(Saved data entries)
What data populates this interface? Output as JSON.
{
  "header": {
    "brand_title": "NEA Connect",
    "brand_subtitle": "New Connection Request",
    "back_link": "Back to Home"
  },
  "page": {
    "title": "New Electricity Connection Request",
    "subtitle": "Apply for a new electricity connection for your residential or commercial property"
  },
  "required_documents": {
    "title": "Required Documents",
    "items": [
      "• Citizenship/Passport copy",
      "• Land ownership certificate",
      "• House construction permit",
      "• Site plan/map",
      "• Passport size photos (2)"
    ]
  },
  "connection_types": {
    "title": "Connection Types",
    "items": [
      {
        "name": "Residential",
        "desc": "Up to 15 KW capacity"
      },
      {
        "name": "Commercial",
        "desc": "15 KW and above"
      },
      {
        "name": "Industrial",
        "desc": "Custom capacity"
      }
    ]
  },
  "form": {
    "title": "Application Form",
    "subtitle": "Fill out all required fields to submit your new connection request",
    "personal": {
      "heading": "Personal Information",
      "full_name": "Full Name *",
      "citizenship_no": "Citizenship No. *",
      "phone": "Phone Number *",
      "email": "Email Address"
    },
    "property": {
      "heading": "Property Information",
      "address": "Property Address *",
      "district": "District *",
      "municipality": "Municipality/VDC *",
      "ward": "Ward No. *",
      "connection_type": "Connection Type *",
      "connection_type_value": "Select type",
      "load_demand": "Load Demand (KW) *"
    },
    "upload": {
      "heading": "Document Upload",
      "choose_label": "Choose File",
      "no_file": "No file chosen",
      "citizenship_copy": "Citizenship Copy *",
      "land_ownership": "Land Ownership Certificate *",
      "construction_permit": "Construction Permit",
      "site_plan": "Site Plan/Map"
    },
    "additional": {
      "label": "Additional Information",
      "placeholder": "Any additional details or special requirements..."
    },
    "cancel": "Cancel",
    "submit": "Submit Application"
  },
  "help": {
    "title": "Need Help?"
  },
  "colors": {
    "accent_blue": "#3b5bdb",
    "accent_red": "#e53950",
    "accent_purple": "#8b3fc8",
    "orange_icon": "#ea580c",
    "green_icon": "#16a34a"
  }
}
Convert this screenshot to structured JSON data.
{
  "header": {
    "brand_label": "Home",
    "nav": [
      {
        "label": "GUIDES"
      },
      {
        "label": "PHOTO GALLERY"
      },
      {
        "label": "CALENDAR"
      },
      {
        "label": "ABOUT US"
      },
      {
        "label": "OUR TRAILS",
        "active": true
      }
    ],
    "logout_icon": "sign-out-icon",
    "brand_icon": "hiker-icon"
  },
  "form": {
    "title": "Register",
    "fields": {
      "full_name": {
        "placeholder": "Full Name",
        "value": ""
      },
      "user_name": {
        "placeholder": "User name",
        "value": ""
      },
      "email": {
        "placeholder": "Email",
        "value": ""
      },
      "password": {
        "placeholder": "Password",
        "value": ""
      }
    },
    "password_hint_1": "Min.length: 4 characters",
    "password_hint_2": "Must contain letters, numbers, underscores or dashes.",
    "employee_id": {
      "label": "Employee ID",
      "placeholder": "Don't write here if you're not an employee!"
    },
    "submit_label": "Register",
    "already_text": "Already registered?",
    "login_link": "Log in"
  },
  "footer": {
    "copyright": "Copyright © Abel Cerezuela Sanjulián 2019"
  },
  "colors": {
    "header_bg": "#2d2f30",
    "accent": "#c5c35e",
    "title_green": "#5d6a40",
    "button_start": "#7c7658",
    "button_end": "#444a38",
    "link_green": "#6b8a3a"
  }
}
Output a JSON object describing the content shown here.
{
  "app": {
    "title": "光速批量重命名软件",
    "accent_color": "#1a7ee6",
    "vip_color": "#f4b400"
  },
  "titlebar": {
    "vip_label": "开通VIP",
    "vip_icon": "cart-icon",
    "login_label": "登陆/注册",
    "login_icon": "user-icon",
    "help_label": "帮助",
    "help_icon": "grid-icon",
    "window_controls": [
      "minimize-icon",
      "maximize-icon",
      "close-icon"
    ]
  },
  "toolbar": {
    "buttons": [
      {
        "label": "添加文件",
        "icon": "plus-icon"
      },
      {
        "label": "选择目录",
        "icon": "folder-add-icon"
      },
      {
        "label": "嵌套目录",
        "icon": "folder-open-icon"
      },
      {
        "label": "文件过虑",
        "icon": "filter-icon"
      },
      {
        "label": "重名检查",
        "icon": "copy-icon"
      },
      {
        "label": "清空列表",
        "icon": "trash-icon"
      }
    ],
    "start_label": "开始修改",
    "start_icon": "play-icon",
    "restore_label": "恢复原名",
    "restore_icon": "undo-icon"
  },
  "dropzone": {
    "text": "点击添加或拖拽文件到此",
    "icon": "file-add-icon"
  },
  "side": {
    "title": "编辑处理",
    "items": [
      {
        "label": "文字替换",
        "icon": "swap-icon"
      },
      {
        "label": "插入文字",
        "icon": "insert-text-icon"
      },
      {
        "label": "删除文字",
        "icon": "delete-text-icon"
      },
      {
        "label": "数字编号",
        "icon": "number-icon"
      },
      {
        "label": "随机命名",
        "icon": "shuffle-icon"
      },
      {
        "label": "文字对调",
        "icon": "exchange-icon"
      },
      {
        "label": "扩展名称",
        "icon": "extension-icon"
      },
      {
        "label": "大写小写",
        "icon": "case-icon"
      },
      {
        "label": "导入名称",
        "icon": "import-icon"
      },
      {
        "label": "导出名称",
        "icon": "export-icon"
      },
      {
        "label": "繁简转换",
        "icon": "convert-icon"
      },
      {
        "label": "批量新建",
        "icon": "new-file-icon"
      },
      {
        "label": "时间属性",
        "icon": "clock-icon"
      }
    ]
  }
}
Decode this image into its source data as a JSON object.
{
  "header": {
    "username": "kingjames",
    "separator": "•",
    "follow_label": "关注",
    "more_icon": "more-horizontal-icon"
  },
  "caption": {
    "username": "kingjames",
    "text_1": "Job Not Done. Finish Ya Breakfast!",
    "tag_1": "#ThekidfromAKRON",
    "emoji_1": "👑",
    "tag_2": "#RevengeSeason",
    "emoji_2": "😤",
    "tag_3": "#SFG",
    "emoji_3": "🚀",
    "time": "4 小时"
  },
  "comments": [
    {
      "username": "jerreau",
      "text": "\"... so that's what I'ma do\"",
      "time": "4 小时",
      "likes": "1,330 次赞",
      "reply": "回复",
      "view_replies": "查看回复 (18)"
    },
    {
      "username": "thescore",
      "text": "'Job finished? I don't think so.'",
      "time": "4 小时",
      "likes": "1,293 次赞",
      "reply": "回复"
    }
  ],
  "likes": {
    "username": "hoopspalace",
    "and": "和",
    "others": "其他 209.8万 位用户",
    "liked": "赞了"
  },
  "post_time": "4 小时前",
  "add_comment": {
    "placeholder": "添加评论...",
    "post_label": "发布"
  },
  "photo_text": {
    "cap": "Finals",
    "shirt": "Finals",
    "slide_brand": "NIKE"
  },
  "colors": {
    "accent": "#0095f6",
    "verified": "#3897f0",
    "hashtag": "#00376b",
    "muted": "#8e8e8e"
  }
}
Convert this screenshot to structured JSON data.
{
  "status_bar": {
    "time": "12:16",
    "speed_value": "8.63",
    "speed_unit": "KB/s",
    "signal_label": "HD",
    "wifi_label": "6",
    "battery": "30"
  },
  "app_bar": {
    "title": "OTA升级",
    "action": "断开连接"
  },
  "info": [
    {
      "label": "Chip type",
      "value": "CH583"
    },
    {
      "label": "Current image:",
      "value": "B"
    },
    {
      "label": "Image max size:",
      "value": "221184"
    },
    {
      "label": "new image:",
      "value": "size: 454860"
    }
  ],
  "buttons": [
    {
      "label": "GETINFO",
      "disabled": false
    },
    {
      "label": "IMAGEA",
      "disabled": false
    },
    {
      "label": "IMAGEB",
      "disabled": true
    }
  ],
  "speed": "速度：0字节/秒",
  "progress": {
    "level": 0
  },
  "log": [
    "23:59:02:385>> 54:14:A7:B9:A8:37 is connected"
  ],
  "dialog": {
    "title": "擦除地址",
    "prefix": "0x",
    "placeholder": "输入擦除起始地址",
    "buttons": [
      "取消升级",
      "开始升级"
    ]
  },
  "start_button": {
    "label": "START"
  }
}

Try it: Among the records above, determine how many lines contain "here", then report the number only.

Response to the exercise: 2